START Recorded information

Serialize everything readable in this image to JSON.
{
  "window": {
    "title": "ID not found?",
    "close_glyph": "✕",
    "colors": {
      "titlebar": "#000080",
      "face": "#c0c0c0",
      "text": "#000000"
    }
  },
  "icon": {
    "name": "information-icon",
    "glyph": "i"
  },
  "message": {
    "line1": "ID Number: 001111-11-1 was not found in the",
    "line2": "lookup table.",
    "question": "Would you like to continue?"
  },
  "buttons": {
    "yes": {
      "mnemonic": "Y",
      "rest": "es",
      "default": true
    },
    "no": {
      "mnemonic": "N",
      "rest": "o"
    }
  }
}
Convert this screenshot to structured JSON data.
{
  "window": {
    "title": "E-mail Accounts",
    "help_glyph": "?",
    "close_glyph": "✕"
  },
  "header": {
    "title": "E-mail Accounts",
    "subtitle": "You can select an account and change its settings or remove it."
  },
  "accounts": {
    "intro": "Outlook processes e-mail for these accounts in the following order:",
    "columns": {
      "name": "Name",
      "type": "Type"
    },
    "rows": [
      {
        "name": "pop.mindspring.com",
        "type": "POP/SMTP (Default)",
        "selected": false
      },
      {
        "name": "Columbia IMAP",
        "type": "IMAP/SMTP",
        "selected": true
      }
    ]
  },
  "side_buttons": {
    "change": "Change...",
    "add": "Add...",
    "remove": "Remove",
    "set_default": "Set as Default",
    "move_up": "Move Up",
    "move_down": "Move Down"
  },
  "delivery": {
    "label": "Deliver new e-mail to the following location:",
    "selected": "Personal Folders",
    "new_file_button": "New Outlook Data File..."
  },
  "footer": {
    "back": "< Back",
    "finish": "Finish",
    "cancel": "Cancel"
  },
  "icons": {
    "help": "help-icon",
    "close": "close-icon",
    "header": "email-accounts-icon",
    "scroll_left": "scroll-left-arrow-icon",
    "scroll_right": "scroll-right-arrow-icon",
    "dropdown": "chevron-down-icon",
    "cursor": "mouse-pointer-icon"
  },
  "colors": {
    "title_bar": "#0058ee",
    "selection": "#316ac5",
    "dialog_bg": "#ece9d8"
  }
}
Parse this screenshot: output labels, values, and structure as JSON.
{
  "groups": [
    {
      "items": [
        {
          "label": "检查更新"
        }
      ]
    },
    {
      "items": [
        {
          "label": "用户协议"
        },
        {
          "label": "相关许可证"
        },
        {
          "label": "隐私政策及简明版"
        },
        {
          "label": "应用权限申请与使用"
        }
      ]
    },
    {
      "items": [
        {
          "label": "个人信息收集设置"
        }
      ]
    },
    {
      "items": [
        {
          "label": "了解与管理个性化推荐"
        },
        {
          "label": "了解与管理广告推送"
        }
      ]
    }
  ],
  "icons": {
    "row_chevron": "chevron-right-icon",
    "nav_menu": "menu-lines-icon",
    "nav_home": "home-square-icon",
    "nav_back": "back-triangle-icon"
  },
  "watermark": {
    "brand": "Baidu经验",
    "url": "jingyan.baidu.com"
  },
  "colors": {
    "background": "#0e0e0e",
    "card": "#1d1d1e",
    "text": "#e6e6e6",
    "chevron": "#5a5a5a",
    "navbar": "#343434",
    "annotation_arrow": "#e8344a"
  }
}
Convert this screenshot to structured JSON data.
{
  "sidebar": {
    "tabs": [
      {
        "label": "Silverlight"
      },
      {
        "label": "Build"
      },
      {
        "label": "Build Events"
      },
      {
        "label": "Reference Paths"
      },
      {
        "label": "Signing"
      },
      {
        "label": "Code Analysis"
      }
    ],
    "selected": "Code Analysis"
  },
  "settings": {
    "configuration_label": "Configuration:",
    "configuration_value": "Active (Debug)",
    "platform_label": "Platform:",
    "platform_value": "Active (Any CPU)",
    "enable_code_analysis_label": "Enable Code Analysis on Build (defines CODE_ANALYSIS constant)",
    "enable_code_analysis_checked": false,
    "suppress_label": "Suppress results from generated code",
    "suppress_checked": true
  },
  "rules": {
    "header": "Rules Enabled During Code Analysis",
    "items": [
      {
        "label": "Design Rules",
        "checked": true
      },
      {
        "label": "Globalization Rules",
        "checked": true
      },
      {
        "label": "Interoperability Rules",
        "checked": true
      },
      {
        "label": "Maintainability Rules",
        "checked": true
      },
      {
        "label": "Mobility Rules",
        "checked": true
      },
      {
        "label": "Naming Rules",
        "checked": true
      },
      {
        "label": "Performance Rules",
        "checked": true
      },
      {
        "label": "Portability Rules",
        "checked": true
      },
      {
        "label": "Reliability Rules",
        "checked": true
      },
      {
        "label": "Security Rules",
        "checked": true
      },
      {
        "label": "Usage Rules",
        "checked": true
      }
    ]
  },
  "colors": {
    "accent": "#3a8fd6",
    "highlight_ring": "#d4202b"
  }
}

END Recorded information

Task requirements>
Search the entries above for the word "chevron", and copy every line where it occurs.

Result of this task>
    "dropdown": "chevron-down-icon",
    "row_chevron": "chevron-right-icon",
    "chevron": "#5a5a5a",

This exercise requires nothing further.